Building capacity within higher education and research to meet the challenges of antimicrobial resistance and effective treatment of communicable diseases.
The project is a cooperation between the University of Kwa Zulu Natal in South Africa, University of Malawi in Malawi, Institutio Superior de Ciencias de Saude in Mozambique and the University of Tromsø in Norway.
Six major “focus streams” will serve as the conceptual framework for the project; antimicrobial use and resistance, curriculum and pedagogy, policy and health systems, socio-behavioural factors, and the cross-cutting themes of gender equality and monitoring and evaluation. These focus streams will guide the research and pedagogy related to antimicrobial stewardship.
The project is designed to improve key-infection related health statistics in Malawi and Mozambique by conducting research and generate evidence of the nature and extent of antimicrobial resistance (AMR) with a view to designing context-specific interventions for its containment. In order to achieve this, the project will provide postgraduate opportunity for academic staff at UNIMA and ISCISA as well as developing existing laboratories, IT and administrative capacities.
The qualifications of university staff will be strengthened as well as health professionals/students in i.e. teaching and developing curriculum on-line, writing for publications, grant writing and inclusion of social sciences in research. At the end of the project a GRIPP (getting research into policy and planning) conference will be held with stakeholders and policy makers. Establishment of proper sentinel surveillance systems in collaboration with Ministry of Health will also be an important component.
There is a strong focus on gender mainstreaming in all components of the project. It aims to have 50 % women involved in all project activities, and one of the main objectives is to provide opportunities for female academic staff to pursue professional development and qualifications.
Key goals and achievements
Facilitate progress towards the achievement of millennium development goals 3, 4, 6 & 8 in Malawi and Mozambique.
The objectives of the project are
- Strengthened higher education institutions in Malawi and Mozambique.
- Strengthened health systems in Malawi and Mozambique.
- Enhanced research capacity/competency.
- Human capital development.
- Context-specific knowledge generation informing policy & practice.
- Increased participation and stature of women in education, research and policymaking.
2013-2018: 18 million NOK
- University of Malawi (UNIMA), Department of Pathology and Medical Laboratory Sciences, Malawi

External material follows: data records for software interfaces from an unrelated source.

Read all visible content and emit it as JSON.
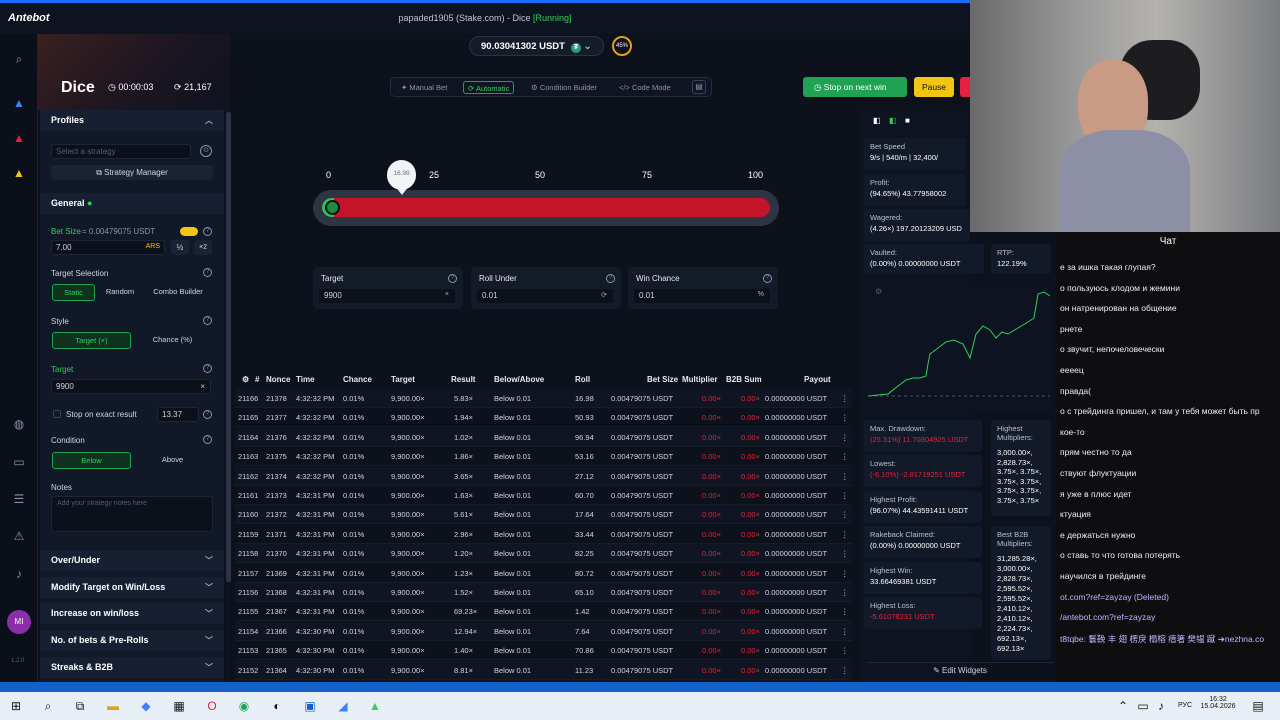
{
  "app": {
    "logo": "Antebot",
    "window_title": "papaded1905 (Stake.com) - Dice ",
    "status": "[Running]"
  },
  "header": {
    "game_title": "Dice",
    "timer": "00:00:03",
    "bet_counter": "21,167",
    "balance": "90.03041302 USDT",
    "token_symbol": "₮",
    "progress_badge": "45%",
    "modes": [
      "Manual Bet",
      "Automatic",
      "Condition Builder",
      "Code Mode"
    ],
    "active_mode": "Automatic",
    "stop_label": "Stop on next win",
    "pause_label": "Pause"
  },
  "sidebar": {
    "profiles_label": "Profiles",
    "strategy_placeholder": "Select a strategy",
    "strategy_manager_label": "Strategy Manager",
    "general_label": "General",
    "bet_size_label": "Bet Size",
    "bet_size_usdt": "= 0.00479075 USDT",
    "bet_size_value": "7.00",
    "bet_currency": "ARS",
    "half": "½",
    "double": "×2",
    "target_selection_label": "Target Selection",
    "target_selection_options": [
      "Static",
      "Random",
      "Combo Builder"
    ],
    "style_label": "Style",
    "style_options": [
      "Target (×)",
      "Chance (%)"
    ],
    "target_label": "Target",
    "target_value": "9900",
    "clear": "×",
    "stop_exact_label": "Stop on exact result",
    "stop_exact_value": "13.37",
    "condition_label": "Condition",
    "condition_options": [
      "Below",
      "Above"
    ],
    "notes_label": "Notes",
    "notes_placeholder": "Add your strategy notes here",
    "sections": [
      "Over/Under",
      "Modify Target on Win/Loss",
      "Increase on win/loss",
      "No. of bets & Pre-Rolls",
      "Streaks & B2B"
    ],
    "version": "1.2.0",
    "avatar": "MI"
  },
  "slider": {
    "ticks": [
      "0",
      "25",
      "50",
      "75",
      "100"
    ],
    "marker": "16.98",
    "roll_under": 0.01
  },
  "fields": [
    {
      "label": "Target",
      "value": "9900",
      "suffix": "×"
    },
    {
      "label": "Roll Under",
      "value": "0.01",
      "suffix": "⟳"
    },
    {
      "label": "Win Chance",
      "value": "0.01",
      "suffix": "%"
    }
  ],
  "table": {
    "headers": [
      "#",
      "Nonce",
      "Time",
      "Chance",
      "Target",
      "Result",
      "Below/Above",
      "Roll",
      "Bet Size",
      "Multiplier",
      "B2B Sum",
      "Payout"
    ],
    "rows": [
      [
        "21166",
        "21378",
        "4:32:32 PM",
        "0.01%",
        "9,900.00×",
        "5.83×",
        "Below 0.01",
        "16.98",
        "0.00479075 USDT",
        "0.00×",
        "0.00×",
        "0.00000000 USDT"
      ],
      [
        "21165",
        "21377",
        "4:32:32 PM",
        "0.01%",
        "9,900.00×",
        "1.94×",
        "Below 0.01",
        "50.93",
        "0.00479075 USDT",
        "0.00×",
        "0.00×",
        "0.00000000 USDT"
      ],
      [
        "21164",
        "21376",
        "4:32:32 PM",
        "0.01%",
        "9,900.00×",
        "1.02×",
        "Below 0.01",
        "96.94",
        "0.00479075 USDT",
        "0.00×",
        "0.00×",
        "0.00000000 USDT"
      ],
      [
        "21163",
        "21375",
        "4:32:32 PM",
        "0.01%",
        "9,900.00×",
        "1.86×",
        "Below 0.01",
        "53.16",
        "0.00479075 USDT",
        "0.00×",
        "0.00×",
        "0.00000000 USDT"
      ],
      [
        "21162",
        "21374",
        "4:32:32 PM",
        "0.01%",
        "9,900.00×",
        "3.65×",
        "Below 0.01",
        "27.12",
        "0.00479075 USDT",
        "0.00×",
        "0.00×",
        "0.00000000 USDT"
      ],
      [
        "21161",
        "21373",
        "4:32:31 PM",
        "0.01%",
        "9,900.00×",
        "1.63×",
        "Below 0.01",
        "60.70",
        "0.00479075 USDT",
        "0.00×",
        "0.00×",
        "0.00000000 USDT"
      ],
      [
        "21160",
        "21372",
        "4:32:31 PM",
        "0.01%",
        "9,900.00×",
        "5.61×",
        "Below 0.01",
        "17.64",
        "0.00479075 USDT",
        "0.00×",
        "0.00×",
        "0.00000000 USDT"
      ],
      [
        "21159",
        "21371",
        "4:32:31 PM",
        "0.01%",
        "9,900.00×",
        "2.96×",
        "Below 0.01",
        "33.44",
        "0.00479075 USDT",
        "0.00×",
        "0.00×",
        "0.00000000 USDT"
      ],
      [
        "21158",
        "21370",
        "4:32:31 PM",
        "0.01%",
        "9,900.00×",
        "1.20×",
        "Below 0.01",
        "82.25",
        "0.00479075 USDT",
        "0.00×",
        "0.00×",
        "0.00000000 USDT"
      ],
      [
        "21157",
        "21369",
        "4:32:31 PM",
        "0.01%",
        "9,900.00×",
        "1.23×",
        "Below 0.01",
        "80.72",
        "0.00479075 USDT",
        "0.00×",
        "0.00×",
        "0.00000000 USDT"
      ],
      [
        "21156",
        "21368",
        "4:32:31 PM",
        "0.01%",
        "9,900.00×",
        "1.52×",
        "Below 0.01",
        "65.10",
        "0.00479075 USDT",
        "0.00×",
        "0.00×",
        "0.00000000 USDT"
      ],
      [
        "21155",
        "21367",
        "4:32:31 PM",
        "0.01%",
        "9,900.00×",
        "69.23×",
        "Below 0.01",
        "1.42",
        "0.00479075 USDT",
        "0.00×",
        "0.00×",
        "0.00000000 USDT"
      ],
      [
        "21154",
        "21366",
        "4:32:30 PM",
        "0.01%",
        "9,900.00×",
        "12.94×",
        "Below 0.01",
        "7.64",
        "0.00479075 USDT",
        "0.00×",
        "0.00×",
        "0.00000000 USDT"
      ],
      [
        "21153",
        "21365",
        "4:32:30 PM",
        "0.01%",
        "9,900.00×",
        "1.40×",
        "Below 0.01",
        "70.86",
        "0.00479075 USDT",
        "0.00×",
        "0.00×",
        "0.00000000 USDT"
      ],
      [
        "21152",
        "21364",
        "4:32:30 PM",
        "0.01%",
        "9,900.00×",
        "8.81×",
        "Below 0.01",
        "11.23",
        "0.00479075 USDT",
        "0.00×",
        "0.00×",
        "0.00000000 USDT"
      ]
    ]
  },
  "stats": {
    "bet_speed_label": "Bet Speed",
    "bet_speed": "9/s | 540/m | 32,400/",
    "profit_label": "Profit:",
    "profit": "(94.65%) 43.77958002",
    "wagered_label": "Wagered:",
    "wagered": "(4.26×) 197.20123209 USD",
    "vaulted_label": "Vaulted:",
    "vaulted": "(0.00%) 0.00000000 USDT",
    "rtp_label": "RTP:",
    "rtp": "122.19%",
    "max_drawdown_label": "Max. Drawdown:",
    "max_drawdown": "(25.31%) 11.70804925 USDT",
    "lowest_label": "Lowest:",
    "lowest": "(-6.10%) -2.81719251 USDT",
    "highest_profit_label": "Highest Profit:",
    "highest_profit": "(96.07%) 44.43591411 USDT",
    "rakeback_label": "Rakeback Claimed:",
    "rakeback": "(0.00%) 0.00000000 USDT",
    "highest_win_label": "Highest Win:",
    "highest_win": "33.66469381 USDT",
    "highest_loss_label": "Highest Loss:",
    "highest_loss": "-5.61078231 USDT",
    "highest_multipliers_label": "Highest Multipliers:",
    "highest_multipliers": [
      "3,000.00×,",
      "2,828.73×,",
      "3.75×, 3.75×,",
      "3.75×, 3.75×,",
      "3.75×, 3.75×,",
      "3.75×, 3.75×"
    ],
    "best_b2b_label": "Best B2B Multipliers:",
    "best_b2b": [
      "31,285.28×,",
      "3,000.00×,",
      "2,828.73×,",
      "2,595.52×,",
      "2,595.52×,",
      "2,410.12×,",
      "2,410.12×,",
      "2,224.73×,",
      "692.13×,",
      "692.13×"
    ],
    "edit_widgets": "Edit Widgets"
  },
  "chat": {
    "title": "Чат",
    "messages": [
      "е за ишка такая глупая?",
      "о пользуюсь клодом и жемини",
      "он натренирован на общение",
      "рнете",
      "о звучит, непочеловечески",
      "еееец",
      "правда(",
      "о с трейдинга пришел, и там у тебя может быть пр",
      "кое-то",
      "прям честно то да",
      "ствуют флуктуации",
      "я уже в плюс идет",
      "ктуация",
      "е держаться нужно",
      "о ставь то что готова потерять",
      "научился в трейдинге",
      "ot.com?ref=zayzay (Deleted)",
      "/antebot.com?ref=zayzay",
      "t8tqbe: 鬟鞔 丰 翅 楞戾 榻榕 瘖箸 樊韫 蹴 ➔nezhna.co"
    ]
  },
  "taskbar": {
    "time": "16:32",
    "date": "15.04.2026",
    "lang": "РУС"
  },
  "colors": {
    "accent_green": "#1fa353",
    "accent_red": "#c3142a",
    "accent_yellow": "#f3c513"
  }
}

- Instituto Superior de Ciencias de Saude (ISCISA), Biomedical Laboratory Technology Sciences Unit, Mozambique
- University of Kwa Zulu Natal (UKZN), School of Health Sciences, South-Africa (lead institution)
- University of Tromsø (UiT), Faculty of Health Sciences, Norway
Contact persons for the project:
- Dr. Rhajab Mkakosya, Coordinator of Microbiology Unit, UNIMA
- Dr. Tomas Zimba, Director Biomedical Laboratory Technology Course, ISCISA
- Prof. Sabiha Yusuf Essack, Dean and Head of School of Health Sciences, UKZN
- Prof. Arnfinn Sundsfjord, Dean, Faculty of Health Sciences, UiT